AVAILABLE DATA —
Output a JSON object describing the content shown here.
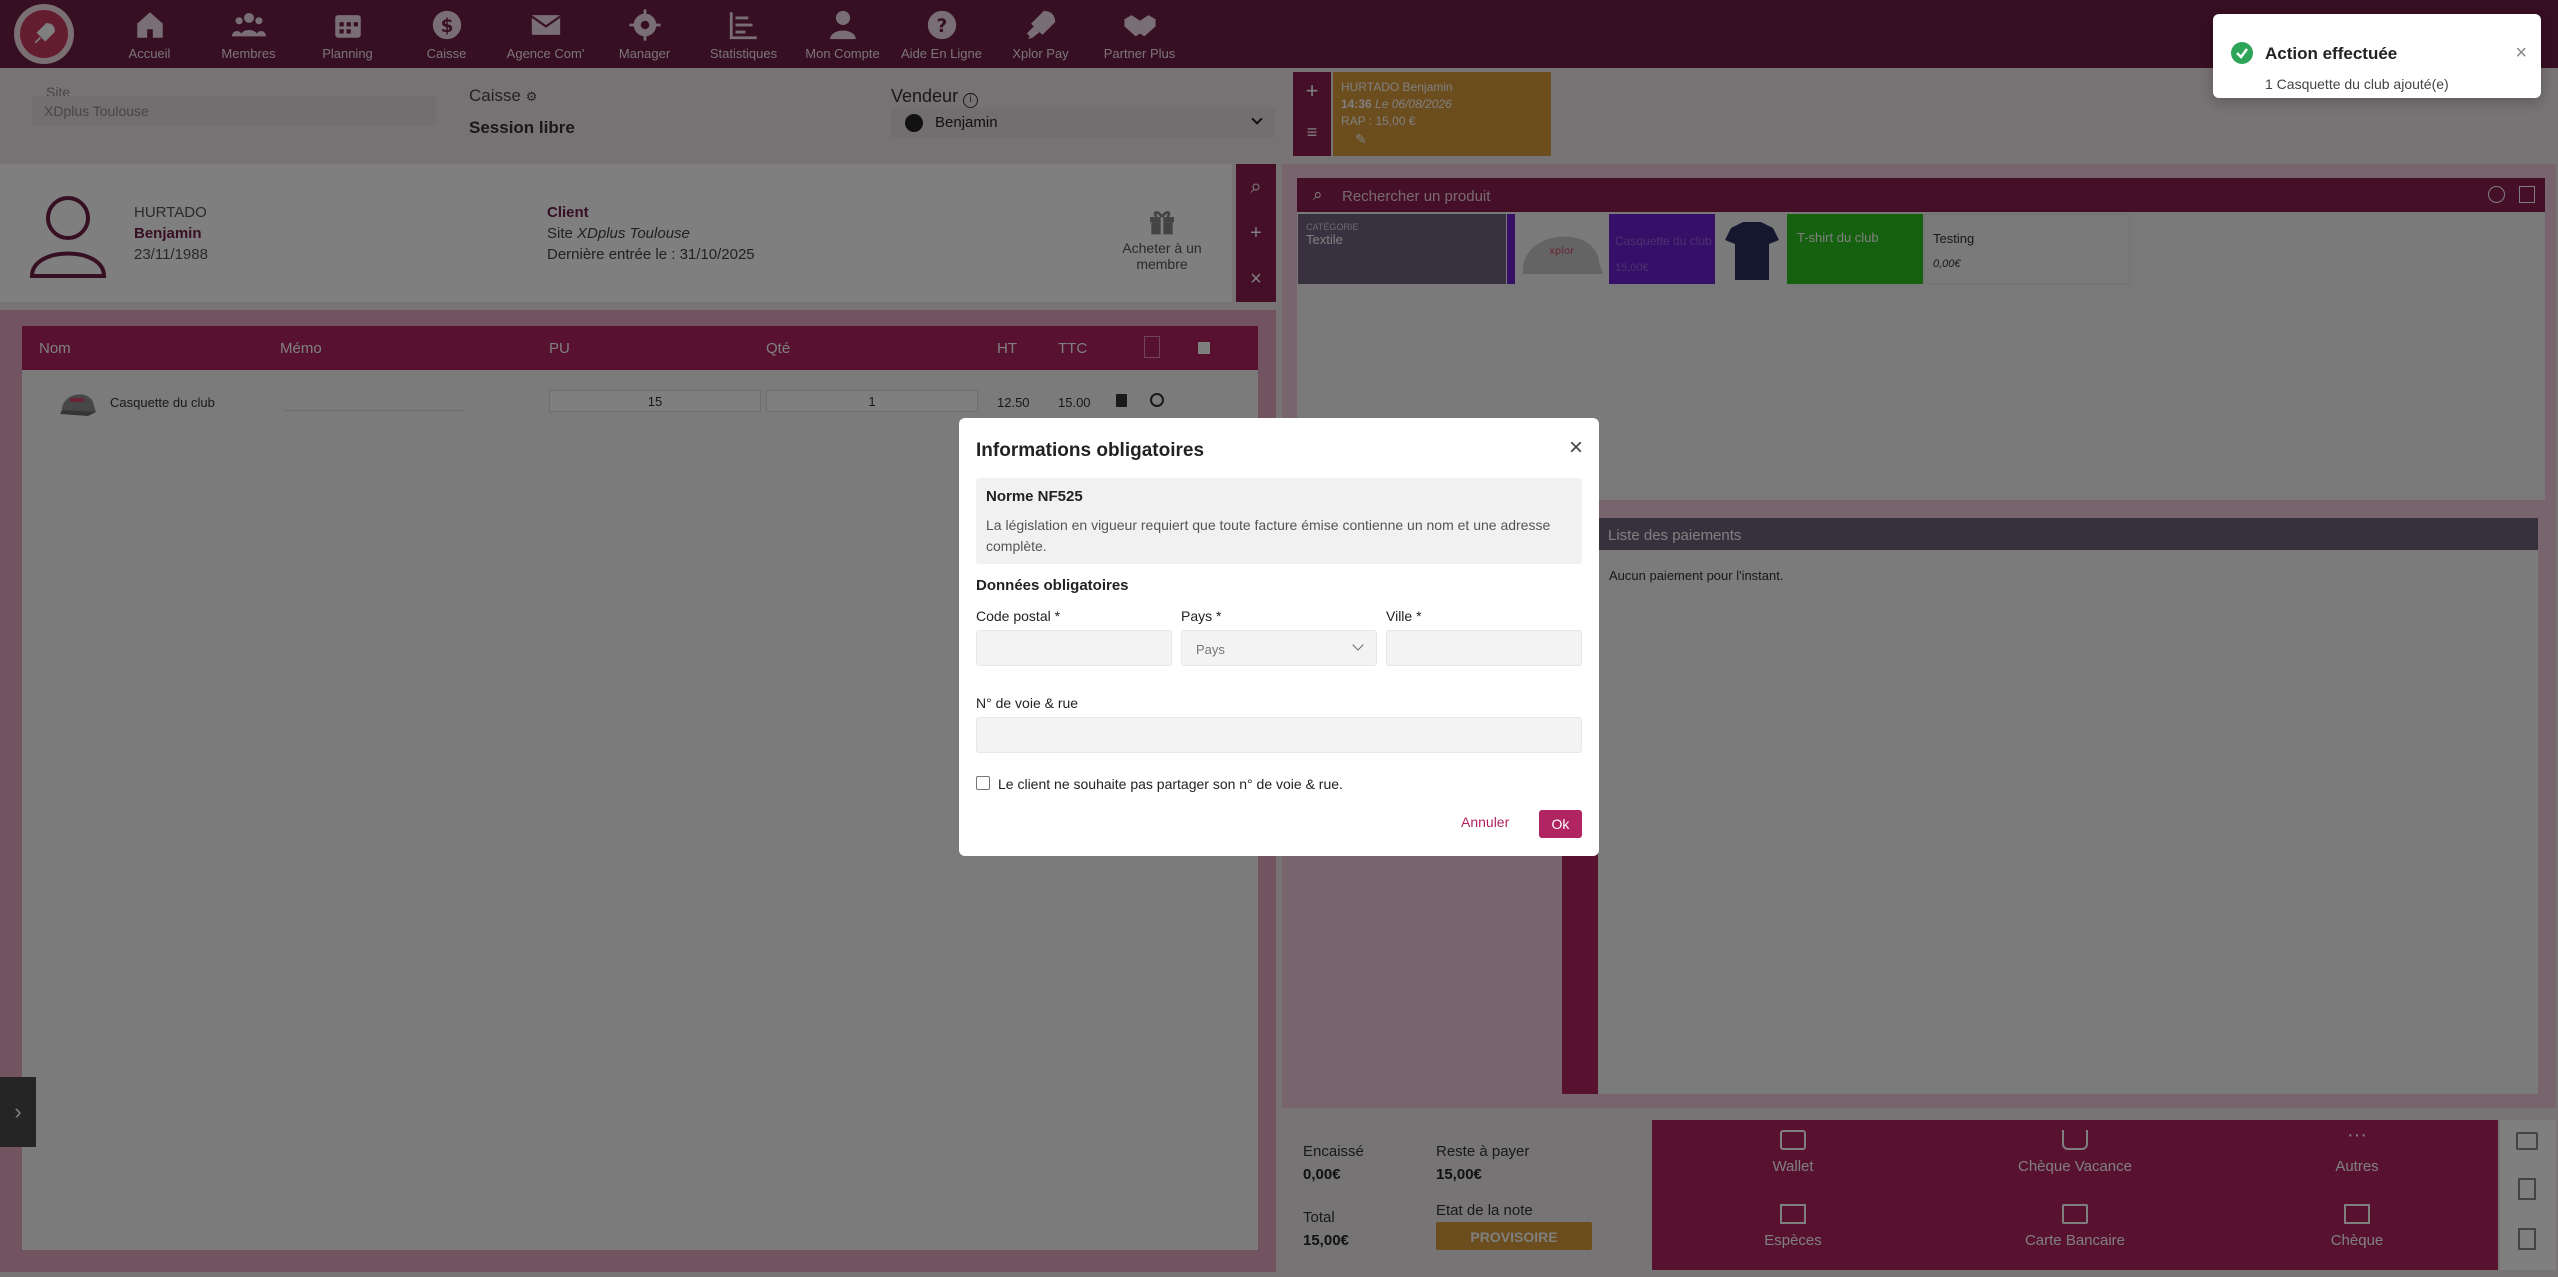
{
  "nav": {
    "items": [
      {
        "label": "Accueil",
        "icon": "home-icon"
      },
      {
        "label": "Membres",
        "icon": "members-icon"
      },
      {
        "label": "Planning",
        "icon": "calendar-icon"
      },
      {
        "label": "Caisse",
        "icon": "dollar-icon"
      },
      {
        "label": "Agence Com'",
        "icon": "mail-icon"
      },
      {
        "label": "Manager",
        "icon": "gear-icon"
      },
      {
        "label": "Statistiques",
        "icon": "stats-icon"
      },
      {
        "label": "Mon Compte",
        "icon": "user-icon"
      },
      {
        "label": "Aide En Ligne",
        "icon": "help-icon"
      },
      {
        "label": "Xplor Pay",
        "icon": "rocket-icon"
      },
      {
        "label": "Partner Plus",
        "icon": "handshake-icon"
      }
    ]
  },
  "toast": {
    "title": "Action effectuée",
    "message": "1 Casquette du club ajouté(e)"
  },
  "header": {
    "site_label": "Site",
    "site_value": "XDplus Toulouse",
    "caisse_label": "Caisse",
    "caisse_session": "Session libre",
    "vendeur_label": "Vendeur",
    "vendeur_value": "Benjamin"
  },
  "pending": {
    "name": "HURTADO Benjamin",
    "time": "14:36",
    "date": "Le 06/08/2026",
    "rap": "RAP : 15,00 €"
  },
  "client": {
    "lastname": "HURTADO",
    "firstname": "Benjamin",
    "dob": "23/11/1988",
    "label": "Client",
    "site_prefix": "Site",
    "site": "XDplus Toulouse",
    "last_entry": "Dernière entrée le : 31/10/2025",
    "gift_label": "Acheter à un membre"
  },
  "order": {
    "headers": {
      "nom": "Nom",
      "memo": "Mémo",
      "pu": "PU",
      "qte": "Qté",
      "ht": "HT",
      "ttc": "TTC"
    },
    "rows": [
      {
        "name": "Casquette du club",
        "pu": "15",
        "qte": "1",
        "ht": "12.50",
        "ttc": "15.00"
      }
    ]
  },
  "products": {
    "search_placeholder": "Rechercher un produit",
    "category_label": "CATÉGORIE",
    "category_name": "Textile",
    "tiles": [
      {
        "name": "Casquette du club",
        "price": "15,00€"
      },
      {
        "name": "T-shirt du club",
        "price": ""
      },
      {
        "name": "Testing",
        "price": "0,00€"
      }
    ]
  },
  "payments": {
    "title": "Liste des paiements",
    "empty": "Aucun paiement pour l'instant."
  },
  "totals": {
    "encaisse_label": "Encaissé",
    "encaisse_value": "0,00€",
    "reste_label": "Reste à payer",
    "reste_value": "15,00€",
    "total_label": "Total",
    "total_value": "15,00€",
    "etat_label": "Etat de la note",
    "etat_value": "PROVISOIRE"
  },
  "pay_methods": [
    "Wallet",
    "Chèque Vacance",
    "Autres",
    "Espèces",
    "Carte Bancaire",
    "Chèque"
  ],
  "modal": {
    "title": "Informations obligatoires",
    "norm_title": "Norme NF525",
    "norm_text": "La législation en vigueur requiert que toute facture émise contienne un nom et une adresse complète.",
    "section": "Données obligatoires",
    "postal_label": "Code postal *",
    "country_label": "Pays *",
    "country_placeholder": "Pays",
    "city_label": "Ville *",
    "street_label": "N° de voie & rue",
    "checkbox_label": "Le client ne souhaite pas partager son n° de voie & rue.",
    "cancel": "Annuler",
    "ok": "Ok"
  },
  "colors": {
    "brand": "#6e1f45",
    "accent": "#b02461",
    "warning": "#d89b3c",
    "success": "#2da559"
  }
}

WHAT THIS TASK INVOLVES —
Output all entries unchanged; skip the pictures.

SOLUTION FOR THIS PROBLEM —
Output a JSON object describing the content shown here.
{
  "nav": {
    "items": [
      {
        "label": "Accueil",
        "icon": "home-icon"
      },
      {
        "label": "Membres",
        "icon": "members-icon"
      },
      {
        "label": "Planning",
        "icon": "calendar-icon"
      },
      {
        "label": "Caisse",
        "icon": "dollar-icon"
      },
      {
        "label": "Agence Com'",
        "icon": "mail-icon"
      },
      {
        "label": "Manager",
        "icon": "gear-icon"
      },
      {
        "label": "Statistiques",
        "icon": "stats-icon"
      },
      {
        "label": "Mon Compte",
        "icon": "user-icon"
      },
      {
        "label": "Aide En Ligne",
        "icon": "help-icon"
      },
      {
        "label": "Xplor Pay",
        "icon": "rocket-icon"
      },
      {
        "label": "Partner Plus",
        "icon": "handshake-icon"
      }
    ]
  },
  "toast": {
    "title": "Action effectuée",
    "message": "1 Casquette du club ajouté(e)"
  },
  "header": {
    "site_label": "Site",
    "site_value": "XDplus Toulouse",
    "caisse_label": "Caisse",
    "caisse_session": "Session libre",
    "vendeur_label": "Vendeur",
    "vendeur_value": "Benjamin"
  },
  "pending": {
    "name": "HURTADO Benjamin",
    "time": "14:36",
    "date": "Le 06/08/2026",
    "rap": "RAP : 15,00 €"
  },
  "client": {
    "lastname": "HURTADO",
    "firstname": "Benjamin",
    "dob": "23/11/1988",
    "label": "Client",
    "site_prefix": "Site",
    "site": "XDplus Toulouse",
    "last_entry": "Dernière entrée le : 31/10/2025",
    "gift_label": "Acheter à un membre"
  },
  "order": {
    "headers": {
      "nom": "Nom",
      "memo": "Mémo",
      "pu": "PU",
      "qte": "Qté",
      "ht": "HT",
      "ttc": "TTC"
    },
    "rows": [
      {
        "name": "Casquette du club",
        "pu": "15",
        "qte": "1",
        "ht": "12.50",
        "ttc": "15.00"
      }
    ]
  },
  "products": {
    "search_placeholder": "Rechercher un produit",
    "category_label": "CATÉGORIE",
    "category_name": "Textile",
    "tiles": [
      {
        "name": "Casquette du club",
        "price": "15,00€"
      },
      {
        "name": "T-shirt du club",
        "price": ""
      },
      {
        "name": "Testing",
        "price": "0,00€"
      }
    ]
  },
  "payments": {
    "title": "Liste des paiements",
    "empty": "Aucun paiement pour l'instant."
  },
  "totals": {
    "encaisse_label": "Encaissé",
    "encaisse_value": "0,00€",
    "reste_label": "Reste à payer",
    "reste_value": "15,00€",
    "total_label": "Total",
    "total_value": "15,00€",
    "etat_label": "Etat de la note",
    "etat_value": "PROVISOIRE"
  },
  "pay_methods": [
    "Wallet",
    "Chèque Vacance",
    "Autres",
    "Espèces",
    "Carte Bancaire",
    "Chèque"
  ],
  "modal": {
    "title": "Informations obligatoires",
    "norm_title": "Norme NF525",
    "norm_text": "La législation en vigueur requiert que toute facture émise contienne un nom et une adresse complète.",
    "section": "Données obligatoires",
    "postal_label": "Code postal *",
    "country_label": "Pays *",
    "country_placeholder": "Pays",
    "city_label": "Ville *",
    "street_label": "N° de voie & rue",
    "checkbox_label": "Le client ne souhaite pas partager son n° de voie & rue.",
    "cancel": "Annuler",
    "ok": "Ok"
  },
  "colors": {
    "brand": "#6e1f45",
    "accent": "#b02461",
    "warning": "#d89b3c",
    "success": "#2da559"
  }
}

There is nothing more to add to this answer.